Your instructions: Which lines of the entries contain the word "JSON"? Please list them.
Start of Excerpted data
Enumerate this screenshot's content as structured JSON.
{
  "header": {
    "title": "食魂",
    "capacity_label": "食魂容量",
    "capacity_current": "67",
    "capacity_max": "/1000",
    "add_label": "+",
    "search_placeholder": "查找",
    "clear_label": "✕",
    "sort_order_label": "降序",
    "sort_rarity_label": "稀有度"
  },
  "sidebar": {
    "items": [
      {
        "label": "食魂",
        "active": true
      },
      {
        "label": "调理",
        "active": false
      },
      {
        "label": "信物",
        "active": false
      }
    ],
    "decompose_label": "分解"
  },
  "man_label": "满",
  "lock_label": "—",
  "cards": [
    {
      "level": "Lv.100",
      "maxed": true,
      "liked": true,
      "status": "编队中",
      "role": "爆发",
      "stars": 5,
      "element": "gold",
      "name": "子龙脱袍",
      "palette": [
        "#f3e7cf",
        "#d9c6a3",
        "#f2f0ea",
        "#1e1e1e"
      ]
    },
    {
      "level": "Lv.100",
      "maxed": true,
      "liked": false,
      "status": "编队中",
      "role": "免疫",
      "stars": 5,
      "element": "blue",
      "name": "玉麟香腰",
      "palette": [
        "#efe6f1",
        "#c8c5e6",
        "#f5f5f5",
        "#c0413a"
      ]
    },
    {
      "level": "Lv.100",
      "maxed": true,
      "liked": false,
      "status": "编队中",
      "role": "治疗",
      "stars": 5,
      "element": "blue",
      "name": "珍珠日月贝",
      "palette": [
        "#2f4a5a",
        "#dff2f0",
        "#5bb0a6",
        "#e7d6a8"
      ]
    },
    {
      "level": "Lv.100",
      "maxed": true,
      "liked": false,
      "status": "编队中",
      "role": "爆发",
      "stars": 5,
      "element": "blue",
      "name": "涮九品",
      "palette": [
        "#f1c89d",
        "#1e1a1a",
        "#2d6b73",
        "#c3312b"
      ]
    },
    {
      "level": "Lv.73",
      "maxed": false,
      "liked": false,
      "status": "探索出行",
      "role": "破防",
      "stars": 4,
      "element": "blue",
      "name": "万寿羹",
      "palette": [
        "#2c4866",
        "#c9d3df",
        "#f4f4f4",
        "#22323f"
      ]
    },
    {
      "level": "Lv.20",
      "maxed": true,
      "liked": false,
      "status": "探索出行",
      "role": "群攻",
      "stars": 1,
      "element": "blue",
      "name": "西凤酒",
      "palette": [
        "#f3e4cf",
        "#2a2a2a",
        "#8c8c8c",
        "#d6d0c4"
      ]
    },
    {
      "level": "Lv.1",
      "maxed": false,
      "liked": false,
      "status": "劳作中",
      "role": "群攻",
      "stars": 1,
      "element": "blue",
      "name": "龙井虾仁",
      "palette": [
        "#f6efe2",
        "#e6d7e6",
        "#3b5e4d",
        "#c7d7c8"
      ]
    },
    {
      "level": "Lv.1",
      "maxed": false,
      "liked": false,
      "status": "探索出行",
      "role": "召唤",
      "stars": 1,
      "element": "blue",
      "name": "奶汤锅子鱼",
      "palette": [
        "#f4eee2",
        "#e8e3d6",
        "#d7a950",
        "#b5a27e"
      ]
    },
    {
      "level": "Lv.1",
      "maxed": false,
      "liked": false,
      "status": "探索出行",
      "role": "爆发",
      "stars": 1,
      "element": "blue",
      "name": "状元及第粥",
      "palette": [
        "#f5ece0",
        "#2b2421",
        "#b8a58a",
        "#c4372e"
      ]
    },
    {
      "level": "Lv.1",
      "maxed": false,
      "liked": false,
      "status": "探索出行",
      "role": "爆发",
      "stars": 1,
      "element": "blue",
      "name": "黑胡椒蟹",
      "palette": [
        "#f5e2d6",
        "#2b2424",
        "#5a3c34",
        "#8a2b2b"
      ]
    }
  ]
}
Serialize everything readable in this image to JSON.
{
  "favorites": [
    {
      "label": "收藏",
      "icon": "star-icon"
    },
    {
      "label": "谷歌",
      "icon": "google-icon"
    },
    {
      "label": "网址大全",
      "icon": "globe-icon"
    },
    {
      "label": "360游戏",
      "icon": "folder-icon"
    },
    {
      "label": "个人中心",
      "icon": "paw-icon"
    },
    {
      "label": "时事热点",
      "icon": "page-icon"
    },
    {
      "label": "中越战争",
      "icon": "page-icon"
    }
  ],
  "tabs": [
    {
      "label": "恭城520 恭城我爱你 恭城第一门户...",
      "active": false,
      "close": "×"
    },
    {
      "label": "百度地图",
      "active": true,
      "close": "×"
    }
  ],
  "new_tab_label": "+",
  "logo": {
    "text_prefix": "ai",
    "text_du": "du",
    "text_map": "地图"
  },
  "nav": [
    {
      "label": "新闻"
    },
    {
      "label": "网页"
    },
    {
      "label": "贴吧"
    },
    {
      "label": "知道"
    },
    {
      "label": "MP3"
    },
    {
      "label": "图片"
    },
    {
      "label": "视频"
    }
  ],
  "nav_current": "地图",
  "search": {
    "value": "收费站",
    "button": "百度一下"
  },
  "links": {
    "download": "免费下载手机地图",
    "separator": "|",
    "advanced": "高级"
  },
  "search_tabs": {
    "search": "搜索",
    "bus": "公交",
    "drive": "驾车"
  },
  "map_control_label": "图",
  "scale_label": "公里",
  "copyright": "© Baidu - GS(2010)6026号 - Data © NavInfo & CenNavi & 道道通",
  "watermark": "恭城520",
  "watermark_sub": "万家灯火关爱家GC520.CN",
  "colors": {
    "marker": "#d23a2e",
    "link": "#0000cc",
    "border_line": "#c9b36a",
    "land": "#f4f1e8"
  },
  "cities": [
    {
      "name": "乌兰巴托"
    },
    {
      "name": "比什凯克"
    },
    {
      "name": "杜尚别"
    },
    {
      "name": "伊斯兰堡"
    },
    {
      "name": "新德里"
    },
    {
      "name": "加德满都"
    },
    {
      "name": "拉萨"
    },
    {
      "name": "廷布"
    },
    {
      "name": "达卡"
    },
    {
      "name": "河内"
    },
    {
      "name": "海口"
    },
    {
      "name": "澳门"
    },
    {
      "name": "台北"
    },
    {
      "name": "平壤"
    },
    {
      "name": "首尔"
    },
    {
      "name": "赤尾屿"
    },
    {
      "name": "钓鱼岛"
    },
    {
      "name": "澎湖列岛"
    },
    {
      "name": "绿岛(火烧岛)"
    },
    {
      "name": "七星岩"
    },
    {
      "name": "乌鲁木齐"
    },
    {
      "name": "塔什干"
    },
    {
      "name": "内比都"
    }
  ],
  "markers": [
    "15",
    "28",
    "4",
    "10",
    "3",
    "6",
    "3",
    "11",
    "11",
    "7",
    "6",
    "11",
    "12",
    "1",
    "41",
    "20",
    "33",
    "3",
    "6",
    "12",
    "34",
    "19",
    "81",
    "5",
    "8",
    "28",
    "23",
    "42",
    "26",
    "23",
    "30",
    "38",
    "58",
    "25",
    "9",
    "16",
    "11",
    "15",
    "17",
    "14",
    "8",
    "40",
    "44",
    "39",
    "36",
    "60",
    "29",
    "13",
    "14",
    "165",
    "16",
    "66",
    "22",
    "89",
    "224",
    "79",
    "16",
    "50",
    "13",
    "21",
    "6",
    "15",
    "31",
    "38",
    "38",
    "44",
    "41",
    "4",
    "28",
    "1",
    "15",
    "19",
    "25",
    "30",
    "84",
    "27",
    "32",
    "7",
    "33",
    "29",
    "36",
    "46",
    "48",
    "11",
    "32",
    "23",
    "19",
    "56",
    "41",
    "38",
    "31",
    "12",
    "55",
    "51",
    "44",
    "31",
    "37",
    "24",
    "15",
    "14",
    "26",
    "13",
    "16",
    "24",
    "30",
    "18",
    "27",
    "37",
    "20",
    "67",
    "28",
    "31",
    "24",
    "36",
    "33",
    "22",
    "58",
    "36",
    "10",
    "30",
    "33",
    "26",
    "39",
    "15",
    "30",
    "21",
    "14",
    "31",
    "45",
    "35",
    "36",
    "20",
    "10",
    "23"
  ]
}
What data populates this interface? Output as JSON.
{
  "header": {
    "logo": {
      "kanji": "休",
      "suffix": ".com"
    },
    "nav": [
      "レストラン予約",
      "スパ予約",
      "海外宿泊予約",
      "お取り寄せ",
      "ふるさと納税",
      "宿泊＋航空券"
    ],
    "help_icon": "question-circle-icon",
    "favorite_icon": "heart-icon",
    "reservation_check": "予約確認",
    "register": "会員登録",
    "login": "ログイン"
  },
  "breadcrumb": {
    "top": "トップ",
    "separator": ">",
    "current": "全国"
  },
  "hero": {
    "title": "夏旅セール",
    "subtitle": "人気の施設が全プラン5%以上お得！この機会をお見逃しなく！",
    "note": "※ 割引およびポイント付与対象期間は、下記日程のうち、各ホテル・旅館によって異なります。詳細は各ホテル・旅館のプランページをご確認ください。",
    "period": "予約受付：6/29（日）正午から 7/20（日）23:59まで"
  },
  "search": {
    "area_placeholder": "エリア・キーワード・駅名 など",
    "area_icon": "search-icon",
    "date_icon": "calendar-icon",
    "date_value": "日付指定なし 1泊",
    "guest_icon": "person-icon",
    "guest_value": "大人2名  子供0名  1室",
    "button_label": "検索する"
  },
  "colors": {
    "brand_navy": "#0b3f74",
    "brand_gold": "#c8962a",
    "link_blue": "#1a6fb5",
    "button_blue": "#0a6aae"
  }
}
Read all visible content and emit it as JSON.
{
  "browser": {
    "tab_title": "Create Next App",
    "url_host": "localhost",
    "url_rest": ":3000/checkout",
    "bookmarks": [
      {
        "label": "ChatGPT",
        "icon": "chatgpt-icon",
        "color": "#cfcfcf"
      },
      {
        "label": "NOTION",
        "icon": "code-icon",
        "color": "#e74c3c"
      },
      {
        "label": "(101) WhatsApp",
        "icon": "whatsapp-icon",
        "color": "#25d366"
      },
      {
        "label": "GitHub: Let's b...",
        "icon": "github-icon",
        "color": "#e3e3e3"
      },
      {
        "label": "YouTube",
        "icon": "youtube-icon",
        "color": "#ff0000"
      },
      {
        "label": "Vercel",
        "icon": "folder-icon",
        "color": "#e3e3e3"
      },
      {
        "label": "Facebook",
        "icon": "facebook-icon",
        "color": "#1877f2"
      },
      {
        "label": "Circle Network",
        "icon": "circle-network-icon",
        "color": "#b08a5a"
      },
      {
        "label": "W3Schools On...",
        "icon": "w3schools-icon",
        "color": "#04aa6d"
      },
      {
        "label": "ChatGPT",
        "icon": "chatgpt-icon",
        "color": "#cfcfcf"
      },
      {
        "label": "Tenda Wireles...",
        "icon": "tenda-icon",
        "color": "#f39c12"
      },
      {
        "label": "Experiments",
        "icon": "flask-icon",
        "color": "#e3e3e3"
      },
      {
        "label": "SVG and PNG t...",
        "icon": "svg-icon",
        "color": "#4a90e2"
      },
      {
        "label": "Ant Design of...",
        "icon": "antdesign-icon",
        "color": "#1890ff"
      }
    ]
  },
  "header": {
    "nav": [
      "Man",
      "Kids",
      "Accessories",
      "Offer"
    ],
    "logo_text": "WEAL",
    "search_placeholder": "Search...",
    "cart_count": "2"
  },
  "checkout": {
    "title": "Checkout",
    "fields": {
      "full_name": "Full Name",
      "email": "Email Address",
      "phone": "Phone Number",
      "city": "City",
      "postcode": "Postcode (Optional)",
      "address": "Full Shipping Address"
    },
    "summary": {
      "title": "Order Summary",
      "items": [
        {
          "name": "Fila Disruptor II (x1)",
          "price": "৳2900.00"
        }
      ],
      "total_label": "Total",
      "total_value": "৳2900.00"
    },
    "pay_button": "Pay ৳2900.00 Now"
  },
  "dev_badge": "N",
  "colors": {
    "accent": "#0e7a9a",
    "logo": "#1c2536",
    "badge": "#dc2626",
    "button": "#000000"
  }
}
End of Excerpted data
Problem solution:
Enumerate this screenshot's content as structured JSON.
Serialize everything readable in this image to JSON.
What data populates this interface? Output as JSON.
Read all visible content and emit it as JSON.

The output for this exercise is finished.